Based on Laura Lehtola’s book, I chose you, it describes the arc of one relationship and its challenges.
I chose you, premiere on the small stage of the Helsinki City Theater on September 22. Adaptation of Laura Lehtola’s novel into a play by Laura Lehtola and Milja Sarkola, dramaturgy Henna Piirto, direction Milja Sarkola. ★★★★
First there is a moment of heteronormativity in the way of the relationship, then the family life with children makes the lovers struggle.
Laura Lehtola and Milja Sarkolan From Lehtola’s novel I chose you (2020) dramatized the play of the same name describes Elisa (lommi mass) and Sarah (Wenla Reimaluoto) of relationship development from sharing a student cell in the early 2000s to starting a family. It’s a new kind of family portrayal that hasn’t been seen very much on theater stages.

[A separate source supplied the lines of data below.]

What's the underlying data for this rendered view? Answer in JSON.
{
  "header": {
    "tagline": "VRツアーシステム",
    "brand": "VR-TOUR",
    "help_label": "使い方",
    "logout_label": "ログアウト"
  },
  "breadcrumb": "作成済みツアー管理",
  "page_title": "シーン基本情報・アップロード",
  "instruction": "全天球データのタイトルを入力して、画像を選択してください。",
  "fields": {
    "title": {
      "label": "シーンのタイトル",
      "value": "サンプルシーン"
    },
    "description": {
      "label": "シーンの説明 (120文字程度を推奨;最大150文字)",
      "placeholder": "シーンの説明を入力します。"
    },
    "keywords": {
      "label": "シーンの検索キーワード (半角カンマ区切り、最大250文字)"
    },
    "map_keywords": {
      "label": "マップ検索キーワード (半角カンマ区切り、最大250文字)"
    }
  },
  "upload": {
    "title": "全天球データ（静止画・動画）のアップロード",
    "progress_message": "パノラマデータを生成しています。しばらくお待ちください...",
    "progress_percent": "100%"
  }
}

The thirteen-year story is not just an autopsy of a relationship, but also a look at the 21st century change in the opinion climate. Social changes engage in dialogue with the realities of women’s relationships, for example in the case of the fertility treatment law. The show also reflects on the flexibility of sexual orientation and the effect of time on people.
Lehtola’s novel opened the love story of Elisa and Saara through the perspective technique, where the parties alternately opened up like a diary. This allows for an ambiguous interpretation of the course of the relationship, but would understandably work awkwardly in the reality of a theatrical performance.
In the show, Sarkola and Lehtola’s effective dramaturgical solution is to convey the story through the interviews that Saara gives to Anti, who studies rainbow relationships (Try Nikkilä).
The solution limits a little more space for Saara, who is the catalyst of the relationship anyway.
When Elisa, who is studying financial administration, is a curmudgeon. Kaisa Torkkel and Greasy Daughter-in-law) in the form
Slowly the women fall in love, but the outside world is not ready for a relationship. And when the outside world has changed, women have grown apart under everyday pressures and expectations. Having a child is a culmination point in many ways and shows the unequal position of a female couple compared to hetero couples. The show doesn’t preach, it shows.
The strangulation of norms and especially Saara’s internalized shame is woven into the fabric of the love story with warm humor, you can’t help but like Wenla Reimaluoto’s snarky Saara. Especially the looseness and humor of Lehtola’s dialogue placed in Saara’s mouth is enjoyable, self-ironic and direct.
The story progresses nimbly with cinematic cuts and at some points you wonder if the intimacy of the love story is being lost at high speed. However, Sarkola’s direction manages to maintain interest with sensitive changes in tempo and atmosphere. Especially in the second act, the story gets airiness around it. On the small stage of the Kaupunginteatteri, the scenes of everyday life change in the blink of an eye from home and Saara’s writing residency, Rytmi cafe to the pride park picnic, which has turned into “May Day 2.0” in Saara’s words.
Acting there are several small tidbits. Always great Hanna Raiskinmäki plays a lot of precisely outlined small roles, from the doctor at the fertility clinic to the couple’s son Matias.
Sarkola and Lehtola’s collaboration has clearly been fruitful, and the stage conveys a gentle spontaneity that arises from the subject’s personal nature.
Composition and sound design Aleksi Saura, set K. Rasila, costumes Emilia Eriksson, lights Kari Leppälä, intimacy choreographer Sara-Maria Heinonen. In the roles Wenla Reimaluoto, Misa Lommi, Pyry Nikkilä, Kaisa Torkkel, Unto Nuora, Vappu Nalbantoglu, Hanna Raiskinmäki, Katiana Chatta.